## Record excerpts:
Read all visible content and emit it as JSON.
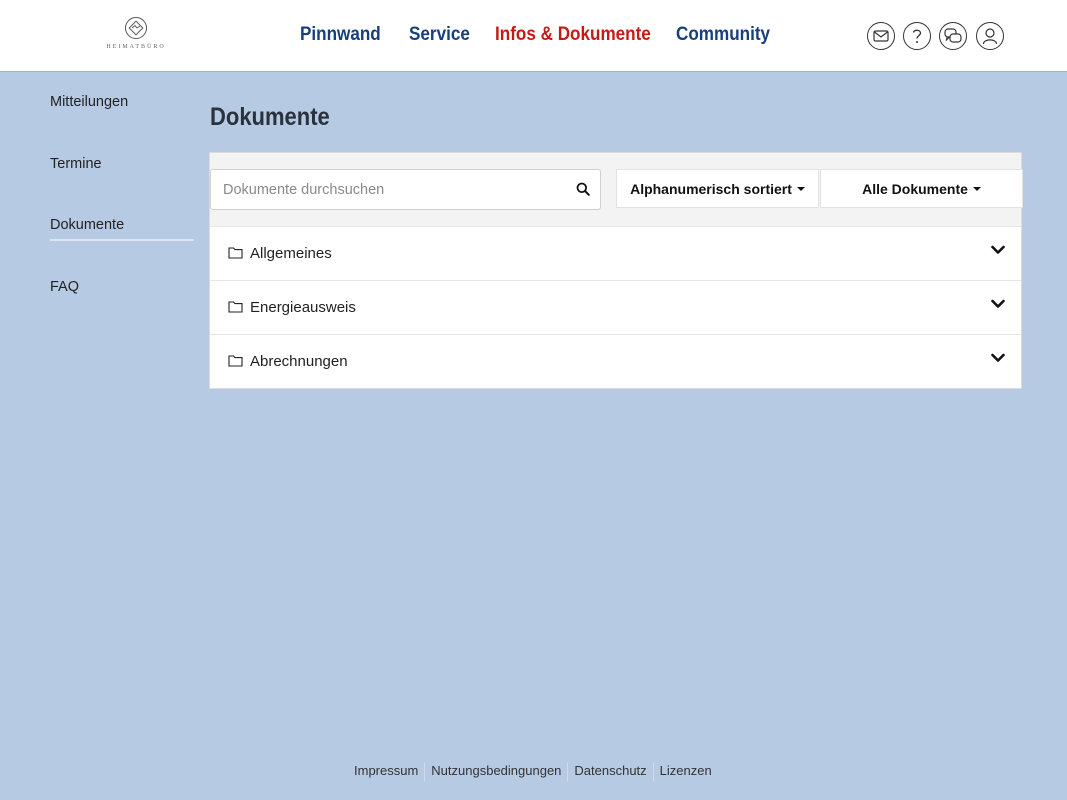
{
  "brand": {
    "logo_text": "HEIMATBÜRO"
  },
  "nav": {
    "items": [
      {
        "label": "Pinnwand"
      },
      {
        "label": "Service"
      },
      {
        "label": "Infos & Dokumente"
      },
      {
        "label": "Community"
      }
    ],
    "active_index": 2
  },
  "header_icons": [
    "mail-icon",
    "help-icon",
    "chat-icon",
    "user-icon"
  ],
  "sidebar": {
    "items": [
      {
        "label": "Mitteilungen"
      },
      {
        "label": "Termine"
      },
      {
        "label": "Dokumente"
      },
      {
        "label": "FAQ"
      }
    ],
    "active_index": 2
  },
  "main": {
    "title": "Dokumente",
    "search": {
      "placeholder": "Dokumente durchsuchen",
      "value": ""
    },
    "sort_label": "Alphanumerisch sortiert",
    "filter_label": "Alle Dokumente",
    "folders": [
      {
        "label": "Allgemeines"
      },
      {
        "label": "Energieausweis"
      },
      {
        "label": "Abrechnungen"
      }
    ]
  },
  "footer": {
    "links": [
      {
        "label": "Impressum"
      },
      {
        "label": "Nutzungsbedingungen"
      },
      {
        "label": "Datenschutz"
      },
      {
        "label": "Lizenzen"
      }
    ]
  },
  "colors": {
    "background": "#b7cae4",
    "nav_text": "#173f7c",
    "nav_active": "#c61a15"
  }
}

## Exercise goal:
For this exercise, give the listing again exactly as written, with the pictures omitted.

## Solution to the exercise:
Read all visible content and emit it as JSON.
{
  "brand": {
    "logo_text": "HEIMATBÜRO"
  },
  "nav": {
    "items": [
      {
        "label": "Pinnwand"
      },
      {
        "label": "Service"
      },
      {
        "label": "Infos & Dokumente"
      },
      {
        "label": "Community"
      }
    ],
    "active_index": 2
  },
  "header_icons": [
    "mail-icon",
    "help-icon",
    "chat-icon",
    "user-icon"
  ],
  "sidebar": {
    "items": [
      {
        "label": "Mitteilungen"
      },
      {
        "label": "Termine"
      },
      {
        "label": "Dokumente"
      },
      {
        "label": "FAQ"
      }
    ],
    "active_index": 2
  },
  "main": {
    "title": "Dokumente",
    "search": {
      "placeholder": "Dokumente durchsuchen",
      "value": ""
    },
    "sort_label": "Alphanumerisch sortiert",
    "filter_label": "Alle Dokumente",
    "folders": [
      {
        "label": "Allgemeines"
      },
      {
        "label": "Energieausweis"
      },
      {
        "label": "Abrechnungen"
      }
    ]
  },
  "footer": {
    "links": [
      {
        "label": "Impressum"
      },
      {
        "label": "Nutzungsbedingungen"
      },
      {
        "label": "Datenschutz"
      },
      {
        "label": "Lizenzen"
      }
    ]
  },
  "colors": {
    "background": "#b7cae4",
    "nav_text": "#173f7c",
    "nav_active": "#c61a15"
  }
}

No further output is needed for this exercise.